* _EXERCISE_
The records should be written out in full, with nothing altered.

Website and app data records
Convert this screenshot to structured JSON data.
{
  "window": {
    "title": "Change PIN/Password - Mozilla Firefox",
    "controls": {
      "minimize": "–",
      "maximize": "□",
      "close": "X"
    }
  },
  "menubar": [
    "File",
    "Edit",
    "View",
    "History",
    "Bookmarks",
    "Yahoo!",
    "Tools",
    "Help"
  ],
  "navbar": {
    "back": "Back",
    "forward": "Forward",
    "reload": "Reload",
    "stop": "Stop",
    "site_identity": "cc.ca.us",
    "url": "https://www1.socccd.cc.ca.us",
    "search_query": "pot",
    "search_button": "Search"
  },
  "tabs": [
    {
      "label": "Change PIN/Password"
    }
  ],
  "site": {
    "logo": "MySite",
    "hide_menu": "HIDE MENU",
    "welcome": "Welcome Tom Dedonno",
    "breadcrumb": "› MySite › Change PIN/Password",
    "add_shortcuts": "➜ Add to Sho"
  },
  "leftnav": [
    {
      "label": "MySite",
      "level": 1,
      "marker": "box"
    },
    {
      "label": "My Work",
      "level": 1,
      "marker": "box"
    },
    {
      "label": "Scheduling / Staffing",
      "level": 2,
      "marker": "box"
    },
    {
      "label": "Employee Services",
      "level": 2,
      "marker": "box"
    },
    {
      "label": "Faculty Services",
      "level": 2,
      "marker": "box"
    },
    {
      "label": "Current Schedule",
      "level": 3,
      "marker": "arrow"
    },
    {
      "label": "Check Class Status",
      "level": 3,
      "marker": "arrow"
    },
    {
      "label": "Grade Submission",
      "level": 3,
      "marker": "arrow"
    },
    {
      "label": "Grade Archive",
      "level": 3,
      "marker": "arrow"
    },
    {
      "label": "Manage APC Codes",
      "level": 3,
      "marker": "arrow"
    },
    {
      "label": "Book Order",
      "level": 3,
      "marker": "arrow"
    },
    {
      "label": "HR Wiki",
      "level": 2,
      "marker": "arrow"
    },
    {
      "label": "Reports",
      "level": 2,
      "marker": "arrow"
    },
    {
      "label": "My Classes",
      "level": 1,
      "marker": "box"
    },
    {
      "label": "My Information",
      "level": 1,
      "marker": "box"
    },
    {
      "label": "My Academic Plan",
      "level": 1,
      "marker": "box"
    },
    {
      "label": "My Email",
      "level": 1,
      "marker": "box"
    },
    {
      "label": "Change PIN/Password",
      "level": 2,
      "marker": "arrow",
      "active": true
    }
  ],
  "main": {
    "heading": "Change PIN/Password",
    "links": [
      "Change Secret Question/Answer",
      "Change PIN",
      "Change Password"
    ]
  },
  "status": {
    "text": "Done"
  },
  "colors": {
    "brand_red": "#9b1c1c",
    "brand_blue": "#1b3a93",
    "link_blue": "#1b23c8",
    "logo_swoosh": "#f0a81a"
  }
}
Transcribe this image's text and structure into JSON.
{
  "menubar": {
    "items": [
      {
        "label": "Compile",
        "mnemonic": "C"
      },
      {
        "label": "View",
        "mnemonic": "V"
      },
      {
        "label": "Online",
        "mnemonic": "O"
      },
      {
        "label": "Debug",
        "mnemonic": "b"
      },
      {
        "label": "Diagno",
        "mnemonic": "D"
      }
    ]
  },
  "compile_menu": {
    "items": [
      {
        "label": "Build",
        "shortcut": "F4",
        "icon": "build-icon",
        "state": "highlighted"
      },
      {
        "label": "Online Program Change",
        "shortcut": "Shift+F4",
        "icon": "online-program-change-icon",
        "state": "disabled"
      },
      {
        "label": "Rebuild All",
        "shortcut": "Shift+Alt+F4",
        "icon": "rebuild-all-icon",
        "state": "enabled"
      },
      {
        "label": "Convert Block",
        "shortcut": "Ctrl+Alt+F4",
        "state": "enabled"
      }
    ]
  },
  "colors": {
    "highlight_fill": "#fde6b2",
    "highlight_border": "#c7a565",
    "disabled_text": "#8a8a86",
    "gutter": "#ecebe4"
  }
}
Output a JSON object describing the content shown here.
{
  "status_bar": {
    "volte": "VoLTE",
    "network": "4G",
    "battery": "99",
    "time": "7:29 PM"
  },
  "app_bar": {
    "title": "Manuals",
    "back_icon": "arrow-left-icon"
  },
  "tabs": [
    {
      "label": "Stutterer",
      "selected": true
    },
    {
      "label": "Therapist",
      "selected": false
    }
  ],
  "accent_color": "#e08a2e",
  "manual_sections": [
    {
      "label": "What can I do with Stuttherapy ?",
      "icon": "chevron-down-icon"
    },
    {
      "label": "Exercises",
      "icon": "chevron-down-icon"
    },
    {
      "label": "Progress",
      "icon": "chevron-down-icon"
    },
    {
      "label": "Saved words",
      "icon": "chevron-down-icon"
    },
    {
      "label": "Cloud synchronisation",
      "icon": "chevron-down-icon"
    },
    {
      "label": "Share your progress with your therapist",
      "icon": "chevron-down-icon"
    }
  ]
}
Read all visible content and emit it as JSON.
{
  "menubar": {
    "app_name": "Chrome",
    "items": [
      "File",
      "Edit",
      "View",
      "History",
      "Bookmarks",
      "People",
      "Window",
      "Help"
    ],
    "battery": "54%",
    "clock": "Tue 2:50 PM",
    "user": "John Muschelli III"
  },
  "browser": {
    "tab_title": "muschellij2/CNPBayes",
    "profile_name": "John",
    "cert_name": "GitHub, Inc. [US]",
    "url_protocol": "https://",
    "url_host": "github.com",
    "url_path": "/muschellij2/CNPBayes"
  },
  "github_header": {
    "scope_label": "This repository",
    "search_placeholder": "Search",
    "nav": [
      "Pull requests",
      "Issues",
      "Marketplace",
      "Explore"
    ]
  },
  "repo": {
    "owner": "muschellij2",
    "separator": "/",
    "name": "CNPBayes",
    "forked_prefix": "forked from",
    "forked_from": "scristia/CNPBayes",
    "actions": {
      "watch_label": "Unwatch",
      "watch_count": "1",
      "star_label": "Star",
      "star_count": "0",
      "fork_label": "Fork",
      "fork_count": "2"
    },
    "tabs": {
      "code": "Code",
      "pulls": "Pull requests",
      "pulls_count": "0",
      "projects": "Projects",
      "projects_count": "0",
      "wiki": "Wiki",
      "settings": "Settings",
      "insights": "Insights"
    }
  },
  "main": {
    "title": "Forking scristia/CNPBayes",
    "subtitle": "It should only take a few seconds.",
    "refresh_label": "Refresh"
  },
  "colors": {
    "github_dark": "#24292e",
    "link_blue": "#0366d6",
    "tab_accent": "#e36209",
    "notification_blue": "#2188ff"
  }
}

* _SOLUTION BELOW_
Convert this screenshot to structured JSON data.
{
  "window": {
    "title": "Change PIN/Password - Mozilla Firefox",
    "controls": {
      "minimize": "–",
      "maximize": "□",
      "close": "X"
    }
  },
  "menubar": [
    "File",
    "Edit",
    "View",
    "History",
    "Bookmarks",
    "Yahoo!",
    "Tools",
    "Help"
  ],
  "navbar": {
    "back": "Back",
    "forward": "Forward",
    "reload": "Reload",
    "stop": "Stop",
    "site_identity": "cc.ca.us",
    "url": "https://www1.socccd.cc.ca.us",
    "search_query": "pot",
    "search_button": "Search"
  },
  "tabs": [
    {
      "label": "Change PIN/Password"
    }
  ],
  "site": {
    "logo": "MySite",
    "hide_menu": "HIDE MENU",
    "welcome": "Welcome Tom Dedonno",
    "breadcrumb": "› MySite › Change PIN/Password",
    "add_shortcuts": "➜ Add to Sho"
  },
  "leftnav": [
    {
      "label": "MySite",
      "level": 1,
      "marker": "box"
    },
    {
      "label": "My Work",
      "level": 1,
      "marker": "box"
    },
    {
      "label": "Scheduling / Staffing",
      "level": 2,
      "marker": "box"
    },
    {
      "label": "Employee Services",
      "level": 2,
      "marker": "box"
    },
    {
      "label": "Faculty Services",
      "level": 2,
      "marker": "box"
    },
    {
      "label": "Current Schedule",
      "level": 3,
      "marker": "arrow"
    },
    {
      "label": "Check Class Status",
      "level": 3,
      "marker": "arrow"
    },
    {
      "label": "Grade Submission",
      "level": 3,
      "marker": "arrow"
    },
    {
      "label": "Grade Archive",
      "level": 3,
      "marker": "arrow"
    },
    {
      "label": "Manage APC Codes",
      "level": 3,
      "marker": "arrow"
    },
    {
      "label": "Book Order",
      "level": 3,
      "marker": "arrow"
    },
    {
      "label": "HR Wiki",
      "level": 2,
      "marker": "arrow"
    },
    {
      "label": "Reports",
      "level": 2,
      "marker": "arrow"
    },
    {
      "label": "My Classes",
      "level": 1,
      "marker": "box"
    },
    {
      "label": "My Information",
      "level": 1,
      "marker": "box"
    },
    {
      "label": "My Academic Plan",
      "level": 1,
      "marker": "box"
    },
    {
      "label": "My Email",
      "level": 1,
      "marker": "box"
    },
    {
      "label": "Change PIN/Password",
      "level": 2,
      "marker": "arrow",
      "active": true
    }
  ],
  "main": {
    "heading": "Change PIN/Password",
    "links": [
      "Change Secret Question/Answer",
      "Change PIN",
      "Change Password"
    ]
  },
  "status": {
    "text": "Done"
  },
  "colors": {
    "brand_red": "#9b1c1c",
    "brand_blue": "#1b3a93",
    "link_blue": "#1b23c8",
    "logo_swoosh": "#f0a81a"
  }
}
Transcribe this image's text and structure into JSON.
{
  "menubar": {
    "items": [
      {
        "label": "Compile",
        "mnemonic": "C"
      },
      {
        "label": "View",
        "mnemonic": "V"
      },
      {
        "label": "Online",
        "mnemonic": "O"
      },
      {
        "label": "Debug",
        "mnemonic": "b"
      },
      {
        "label": "Diagno",
        "mnemonic": "D"
      }
    ]
  },
  "compile_menu": {
    "items": [
      {
        "label": "Build",
        "shortcut": "F4",
        "icon": "build-icon",
        "state": "highlighted"
      },
      {
        "label": "Online Program Change",
        "shortcut": "Shift+F4",
        "icon": "online-program-change-icon",
        "state": "disabled"
      },
      {
        "label": "Rebuild All",
        "shortcut": "Shift+Alt+F4",
        "icon": "rebuild-all-icon",
        "state": "enabled"
      },
      {
        "label": "Convert Block",
        "shortcut": "Ctrl+Alt+F4",
        "state": "enabled"
      }
    ]
  },
  "colors": {
    "highlight_fill": "#fde6b2",
    "highlight_border": "#c7a565",
    "disabled_text": "#8a8a86",
    "gutter": "#ecebe4"
  }
}
Output a JSON object describing the content shown here.
{
  "status_bar": {
    "volte": "VoLTE",
    "network": "4G",
    "battery": "99",
    "time": "7:29 PM"
  },
  "app_bar": {
    "title": "Manuals",
    "back_icon": "arrow-left-icon"
  },
  "tabs": [
    {
      "label": "Stutterer",
      "selected": true
    },
    {
      "label": "Therapist",
      "selected": false
    }
  ],
  "accent_color": "#e08a2e",
  "manual_sections": [
    {
      "label": "What can I do with Stuttherapy ?",
      "icon": "chevron-down-icon"
    },
    {
      "label": "Exercises",
      "icon": "chevron-down-icon"
    },
    {
      "label": "Progress",
      "icon": "chevron-down-icon"
    },
    {
      "label": "Saved words",
      "icon": "chevron-down-icon"
    },
    {
      "label": "Cloud synchronisation",
      "icon": "chevron-down-icon"
    },
    {
      "label": "Share your progress with your therapist",
      "icon": "chevron-down-icon"
    }
  ]
}
Read all visible content and emit it as JSON.
{
  "menubar": {
    "app_name": "Chrome",
    "items": [
      "File",
      "Edit",
      "View",
      "History",
      "Bookmarks",
      "People",
      "Window",
      "Help"
    ],
    "battery": "54%",
    "clock": "Tue 2:50 PM",
    "user": "John Muschelli III"
  },
  "browser": {
    "tab_title": "muschellij2/CNPBayes",
    "profile_name": "John",
    "cert_name": "GitHub, Inc. [US]",
    "url_protocol": "https://",
    "url_host": "github.com",
    "url_path": "/muschellij2/CNPBayes"
  },
  "github_header": {
    "scope_label": "This repository",
    "search_placeholder": "Search",
    "nav": [
      "Pull requests",
      "Issues",
      "Marketplace",
      "Explore"
    ]
  },
  "repo": {
    "owner": "muschellij2",
    "separator": "/",
    "name": "CNPBayes",
    "forked_prefix": "forked from",
    "forked_from": "scristia/CNPBayes",
    "actions": {
      "watch_label": "Unwatch",
      "watch_count": "1",
      "star_label": "Star",
      "star_count": "0",
      "fork_label": "Fork",
      "fork_count": "2"
    },
    "tabs": {
      "code": "Code",
      "pulls": "Pull requests",
      "pulls_count": "0",
      "projects": "Projects",
      "projects_count": "0",
      "wiki": "Wiki",
      "settings": "Settings",
      "insights": "Insights"
    }
  },
  "main": {
    "title": "Forking scristia/CNPBayes",
    "subtitle": "It should only take a few seconds.",
    "refresh_label": "Refresh"
  },
  "colors": {
    "github_dark": "#24292e",
    "link_blue": "#0366d6",
    "tab_accent": "#e36209",
    "notification_blue": "#2188ff"
  }
}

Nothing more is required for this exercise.